Exploits and attackers come in various forms. Just like crime in real life, there are vandals and people just trying to wreak havoc, there are petty thieves and lone wolf criminals, and there is organized crime—crime families that make a career out of cyber attacks. The OceanLotus Group—also referred to as APT32 or Cobalt Kitty—is one such family. Cylance recently released detailed security research to shed light on the tactics and techniques employed by OceanLotus Group to make it easier to identify and defend against attacks from them.
The investigation by Cylance began during incident response and threat research activity at the end of 2017. Cylance researchers discovered several custom backdoors deployed by OceanLotus Group, and evidence that the attackers were obfuscating payloads to perform command and control (C2). In addition, they determined that OceanLotus Group routinely uses PowerShell commands to download and deploy malware—allowing most of the malware to operate in-memory with zero footprint on systems storage.
There are a handful of RATs (remote access trojans) developed by OceanLotus Group. Named after famous rats—Roland, Remy, Splinter—Cylance found that these RATs are carefully crafted to mimic legitimate DLLs of the victim organization. Cylance researchers also discovered that the malware C2 protocols are specifically tailored for each target as well.
I spoke with Tom Bonner, Director of Threat Research for Cylance, about the report. He talked about how OceanLotus Group is able to surreptitiously stream video from compromised systems, and the risk that poses for organizations. He shared that Cylance developed this report to document the findings from Cylance research publicly, and to provide a thorough overview of how they operate, and how the protocols work for command and control so organizations—and other security vendors—can defend against these attacks more effectively.
We also talked about the power of machine learning and the impact of predictive advantage. While many of the household names in antimalware and traditional security tools may struggle to identify and block these threats until or unless vendors capture a sample to reverse engineer and develop the appropriate signatures, Cylance has been able to detect all of the variants for more than two years. For some variants, the predictive advantage for Cylance is as much as three years. In other words, if you installed Cylance two years ago and never updated it again, it would still be able to protect you from these OceanLotus Group attacks.
There are fundamental shifts that occur with technology, and sometimes it takes a while for the ripple effect to expand. But, just as we now say, “Who are the people who are still using 3.5-inch floppy disks?” or “Who are these people who still use fax machines?”, we will eventually—sooner rather than later—be saying, “Who are the people still using reactive antimalware solutions that require signatures?”
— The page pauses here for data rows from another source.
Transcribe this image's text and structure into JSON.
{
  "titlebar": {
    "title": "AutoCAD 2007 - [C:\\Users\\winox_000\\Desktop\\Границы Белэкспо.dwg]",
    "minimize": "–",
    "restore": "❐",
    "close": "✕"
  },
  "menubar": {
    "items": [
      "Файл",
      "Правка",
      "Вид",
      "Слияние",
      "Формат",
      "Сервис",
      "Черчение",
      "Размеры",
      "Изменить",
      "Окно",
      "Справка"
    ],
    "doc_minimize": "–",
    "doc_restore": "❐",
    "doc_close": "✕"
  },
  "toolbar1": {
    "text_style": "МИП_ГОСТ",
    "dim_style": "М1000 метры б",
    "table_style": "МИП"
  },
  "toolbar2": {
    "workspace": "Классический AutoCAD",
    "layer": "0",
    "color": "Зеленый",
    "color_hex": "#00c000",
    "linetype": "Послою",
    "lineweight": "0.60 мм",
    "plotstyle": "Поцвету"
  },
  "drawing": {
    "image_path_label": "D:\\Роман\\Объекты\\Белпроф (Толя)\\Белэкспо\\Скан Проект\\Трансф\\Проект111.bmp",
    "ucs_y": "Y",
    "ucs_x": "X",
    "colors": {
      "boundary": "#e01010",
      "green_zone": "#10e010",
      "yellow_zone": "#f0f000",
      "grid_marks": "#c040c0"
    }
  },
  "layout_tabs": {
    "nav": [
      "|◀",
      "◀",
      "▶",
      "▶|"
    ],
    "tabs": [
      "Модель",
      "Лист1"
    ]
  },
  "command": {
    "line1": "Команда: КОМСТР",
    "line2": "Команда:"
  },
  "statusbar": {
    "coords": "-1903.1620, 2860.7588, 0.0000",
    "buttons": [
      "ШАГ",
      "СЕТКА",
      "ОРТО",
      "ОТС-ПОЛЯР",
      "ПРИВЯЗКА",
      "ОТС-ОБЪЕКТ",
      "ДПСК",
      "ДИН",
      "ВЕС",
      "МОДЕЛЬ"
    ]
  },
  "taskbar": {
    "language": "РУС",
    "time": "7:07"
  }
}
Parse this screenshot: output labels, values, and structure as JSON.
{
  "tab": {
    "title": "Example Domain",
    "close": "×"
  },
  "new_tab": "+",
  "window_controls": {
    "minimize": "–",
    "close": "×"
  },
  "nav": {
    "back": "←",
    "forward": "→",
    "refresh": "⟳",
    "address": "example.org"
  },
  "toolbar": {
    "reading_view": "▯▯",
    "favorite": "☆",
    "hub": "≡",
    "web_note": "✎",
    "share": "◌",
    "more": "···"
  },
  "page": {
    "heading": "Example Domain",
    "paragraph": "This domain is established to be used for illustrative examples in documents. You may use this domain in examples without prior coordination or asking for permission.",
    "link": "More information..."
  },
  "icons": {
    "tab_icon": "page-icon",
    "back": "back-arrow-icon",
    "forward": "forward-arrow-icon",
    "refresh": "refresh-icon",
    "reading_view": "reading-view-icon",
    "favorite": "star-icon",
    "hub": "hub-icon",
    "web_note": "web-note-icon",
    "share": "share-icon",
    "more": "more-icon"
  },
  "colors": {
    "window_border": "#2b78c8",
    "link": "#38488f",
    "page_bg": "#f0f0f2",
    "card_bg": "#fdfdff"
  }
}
Transformation takes time and there is an education process that must happen. Many organizations and individuals continue to buy traditional antimalware because it’s just what they’ve always done and they’re not aware of alternatives. That fundamental shift already happened, though, and the ripple effect of transitioning from legacy antimalware to more effective protection based on machine learning and artificial intelligence is just a matter of time.
For more details on the OceanLotus Group, and the research on the malware tools and techniques they use, check out the complete Analysis of OceanLotus Group’s Latest Attack Tactics report.